→ **TASK OBJECTIVE**
Which lines in the records below mention the word "JSON"? Copy each one out.

### SOURCE RECORDS

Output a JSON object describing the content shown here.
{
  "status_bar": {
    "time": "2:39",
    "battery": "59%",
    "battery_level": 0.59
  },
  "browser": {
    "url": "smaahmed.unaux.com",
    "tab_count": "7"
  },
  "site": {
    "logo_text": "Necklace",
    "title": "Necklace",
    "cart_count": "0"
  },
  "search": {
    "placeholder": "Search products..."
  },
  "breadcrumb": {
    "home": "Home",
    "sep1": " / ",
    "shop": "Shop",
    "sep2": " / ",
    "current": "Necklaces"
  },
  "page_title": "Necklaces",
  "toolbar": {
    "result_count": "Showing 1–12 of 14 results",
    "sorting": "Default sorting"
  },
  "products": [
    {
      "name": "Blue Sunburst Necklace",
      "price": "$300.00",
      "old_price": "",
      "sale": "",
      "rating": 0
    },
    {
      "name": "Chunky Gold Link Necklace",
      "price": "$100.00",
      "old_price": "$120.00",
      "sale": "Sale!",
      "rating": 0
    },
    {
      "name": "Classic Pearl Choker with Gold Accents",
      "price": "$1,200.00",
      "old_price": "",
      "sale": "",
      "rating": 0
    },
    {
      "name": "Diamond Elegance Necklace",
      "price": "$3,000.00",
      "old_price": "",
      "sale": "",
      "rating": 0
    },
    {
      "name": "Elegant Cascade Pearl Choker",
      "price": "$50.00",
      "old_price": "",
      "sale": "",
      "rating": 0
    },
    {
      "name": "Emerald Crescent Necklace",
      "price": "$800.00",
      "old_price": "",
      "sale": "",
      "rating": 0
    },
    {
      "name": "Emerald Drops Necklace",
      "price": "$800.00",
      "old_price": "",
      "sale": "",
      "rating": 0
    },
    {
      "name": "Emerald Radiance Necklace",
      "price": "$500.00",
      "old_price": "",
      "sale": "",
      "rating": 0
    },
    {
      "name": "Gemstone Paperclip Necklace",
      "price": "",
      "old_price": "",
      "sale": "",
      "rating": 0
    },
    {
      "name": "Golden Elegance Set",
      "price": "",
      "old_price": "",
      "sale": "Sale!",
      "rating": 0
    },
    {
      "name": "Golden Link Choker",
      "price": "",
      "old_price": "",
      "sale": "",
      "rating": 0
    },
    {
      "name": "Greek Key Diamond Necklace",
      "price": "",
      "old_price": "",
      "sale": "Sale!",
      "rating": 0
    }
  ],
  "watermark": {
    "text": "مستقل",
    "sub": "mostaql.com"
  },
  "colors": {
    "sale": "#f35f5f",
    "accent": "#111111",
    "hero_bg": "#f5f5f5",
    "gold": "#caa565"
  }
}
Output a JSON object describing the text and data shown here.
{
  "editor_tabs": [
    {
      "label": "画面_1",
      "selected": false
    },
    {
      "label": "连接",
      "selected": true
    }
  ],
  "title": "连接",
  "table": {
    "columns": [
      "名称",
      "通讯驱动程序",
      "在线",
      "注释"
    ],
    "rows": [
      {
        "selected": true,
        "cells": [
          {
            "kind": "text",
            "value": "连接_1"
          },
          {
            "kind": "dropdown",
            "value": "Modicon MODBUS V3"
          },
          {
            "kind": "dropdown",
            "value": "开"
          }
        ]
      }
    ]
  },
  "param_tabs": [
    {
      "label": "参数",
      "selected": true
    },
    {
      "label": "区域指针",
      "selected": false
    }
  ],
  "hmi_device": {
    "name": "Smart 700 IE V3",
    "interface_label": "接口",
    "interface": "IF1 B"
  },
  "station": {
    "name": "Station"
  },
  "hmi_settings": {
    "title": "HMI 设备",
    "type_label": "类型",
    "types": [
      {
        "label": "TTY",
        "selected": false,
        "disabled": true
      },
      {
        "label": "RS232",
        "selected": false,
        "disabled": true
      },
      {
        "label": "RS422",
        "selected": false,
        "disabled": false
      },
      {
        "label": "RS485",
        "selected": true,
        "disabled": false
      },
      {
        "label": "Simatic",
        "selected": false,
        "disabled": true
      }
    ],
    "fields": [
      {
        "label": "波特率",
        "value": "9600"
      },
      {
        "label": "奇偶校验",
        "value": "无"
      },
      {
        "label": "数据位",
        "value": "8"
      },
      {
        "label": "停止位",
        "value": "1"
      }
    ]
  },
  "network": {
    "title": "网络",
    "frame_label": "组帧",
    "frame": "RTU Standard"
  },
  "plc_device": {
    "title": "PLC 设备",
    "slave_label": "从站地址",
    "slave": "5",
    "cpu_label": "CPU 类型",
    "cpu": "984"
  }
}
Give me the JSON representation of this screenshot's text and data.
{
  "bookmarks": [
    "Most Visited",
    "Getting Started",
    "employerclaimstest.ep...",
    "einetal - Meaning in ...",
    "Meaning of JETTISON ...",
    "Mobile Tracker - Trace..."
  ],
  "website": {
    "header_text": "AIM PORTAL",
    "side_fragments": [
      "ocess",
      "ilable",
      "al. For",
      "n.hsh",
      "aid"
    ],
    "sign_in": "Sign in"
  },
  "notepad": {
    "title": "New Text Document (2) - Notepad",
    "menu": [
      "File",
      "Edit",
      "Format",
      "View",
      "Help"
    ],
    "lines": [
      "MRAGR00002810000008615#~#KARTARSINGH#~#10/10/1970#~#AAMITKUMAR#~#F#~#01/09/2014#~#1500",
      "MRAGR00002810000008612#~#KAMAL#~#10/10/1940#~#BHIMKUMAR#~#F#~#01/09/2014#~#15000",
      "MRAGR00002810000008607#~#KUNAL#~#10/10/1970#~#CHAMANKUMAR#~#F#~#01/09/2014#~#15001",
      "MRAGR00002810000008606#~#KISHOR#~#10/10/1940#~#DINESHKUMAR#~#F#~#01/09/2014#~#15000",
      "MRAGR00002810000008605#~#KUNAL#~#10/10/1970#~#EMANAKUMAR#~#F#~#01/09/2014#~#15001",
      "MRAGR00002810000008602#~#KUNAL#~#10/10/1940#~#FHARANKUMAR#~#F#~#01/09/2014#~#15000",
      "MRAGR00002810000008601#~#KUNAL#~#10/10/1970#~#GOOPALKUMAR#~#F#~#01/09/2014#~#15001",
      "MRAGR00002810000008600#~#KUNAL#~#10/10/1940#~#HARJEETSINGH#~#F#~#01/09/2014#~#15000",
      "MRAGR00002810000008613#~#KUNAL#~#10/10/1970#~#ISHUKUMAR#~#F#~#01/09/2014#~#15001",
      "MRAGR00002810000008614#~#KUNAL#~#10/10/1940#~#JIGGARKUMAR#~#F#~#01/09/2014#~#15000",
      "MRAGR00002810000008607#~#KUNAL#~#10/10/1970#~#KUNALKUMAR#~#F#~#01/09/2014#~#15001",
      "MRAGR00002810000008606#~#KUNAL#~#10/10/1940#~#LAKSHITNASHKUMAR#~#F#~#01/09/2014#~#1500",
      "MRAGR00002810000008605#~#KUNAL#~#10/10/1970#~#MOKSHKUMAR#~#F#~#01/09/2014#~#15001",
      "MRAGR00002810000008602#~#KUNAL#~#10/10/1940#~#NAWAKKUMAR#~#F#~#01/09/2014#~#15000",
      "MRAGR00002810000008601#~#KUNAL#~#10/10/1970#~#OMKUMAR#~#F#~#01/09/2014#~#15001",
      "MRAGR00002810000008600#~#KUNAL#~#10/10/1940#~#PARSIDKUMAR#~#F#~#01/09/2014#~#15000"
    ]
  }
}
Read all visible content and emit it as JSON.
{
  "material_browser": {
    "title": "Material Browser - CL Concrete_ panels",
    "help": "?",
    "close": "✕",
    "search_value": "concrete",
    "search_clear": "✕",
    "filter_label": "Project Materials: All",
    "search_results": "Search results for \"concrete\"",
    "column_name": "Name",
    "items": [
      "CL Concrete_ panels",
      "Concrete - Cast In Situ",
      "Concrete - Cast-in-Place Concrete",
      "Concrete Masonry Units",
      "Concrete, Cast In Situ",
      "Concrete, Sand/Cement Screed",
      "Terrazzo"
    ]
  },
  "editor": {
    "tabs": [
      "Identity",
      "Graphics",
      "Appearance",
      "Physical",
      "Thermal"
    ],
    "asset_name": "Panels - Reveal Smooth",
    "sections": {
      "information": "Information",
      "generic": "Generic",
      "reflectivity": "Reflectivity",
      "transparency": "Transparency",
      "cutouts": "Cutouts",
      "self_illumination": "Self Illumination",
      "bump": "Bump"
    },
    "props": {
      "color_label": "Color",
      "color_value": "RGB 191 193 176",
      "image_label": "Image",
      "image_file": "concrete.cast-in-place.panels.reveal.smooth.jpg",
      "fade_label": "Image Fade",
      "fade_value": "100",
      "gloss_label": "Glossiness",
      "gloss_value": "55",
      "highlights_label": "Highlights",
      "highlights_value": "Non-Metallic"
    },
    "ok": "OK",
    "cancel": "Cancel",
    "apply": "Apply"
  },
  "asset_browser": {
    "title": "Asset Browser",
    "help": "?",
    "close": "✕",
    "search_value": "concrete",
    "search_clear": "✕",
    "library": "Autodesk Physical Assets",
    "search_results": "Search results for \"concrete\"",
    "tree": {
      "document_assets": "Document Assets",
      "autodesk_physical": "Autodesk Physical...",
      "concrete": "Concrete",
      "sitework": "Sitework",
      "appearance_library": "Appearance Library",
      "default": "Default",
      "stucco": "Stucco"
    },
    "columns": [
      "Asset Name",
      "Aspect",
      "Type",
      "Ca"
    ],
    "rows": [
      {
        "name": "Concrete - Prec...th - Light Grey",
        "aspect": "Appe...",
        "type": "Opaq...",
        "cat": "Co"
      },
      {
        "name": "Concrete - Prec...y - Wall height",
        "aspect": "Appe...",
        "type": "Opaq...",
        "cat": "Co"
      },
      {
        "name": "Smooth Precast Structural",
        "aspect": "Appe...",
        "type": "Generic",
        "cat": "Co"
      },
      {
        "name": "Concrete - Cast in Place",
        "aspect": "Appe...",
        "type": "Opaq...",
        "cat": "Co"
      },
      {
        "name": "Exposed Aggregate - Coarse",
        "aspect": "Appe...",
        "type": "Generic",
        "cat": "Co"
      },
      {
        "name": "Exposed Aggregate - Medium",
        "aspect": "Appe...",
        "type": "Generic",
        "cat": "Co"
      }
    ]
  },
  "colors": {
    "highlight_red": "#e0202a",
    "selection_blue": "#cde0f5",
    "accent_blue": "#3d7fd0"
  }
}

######

→ **YOUR SOLUTION**
Output a JSON object describing the content shown here.
Output a JSON object describing the text and data shown here.
Give me the JSON representation of this screenshot's text and data.
Read all visible content and emit it as JSON.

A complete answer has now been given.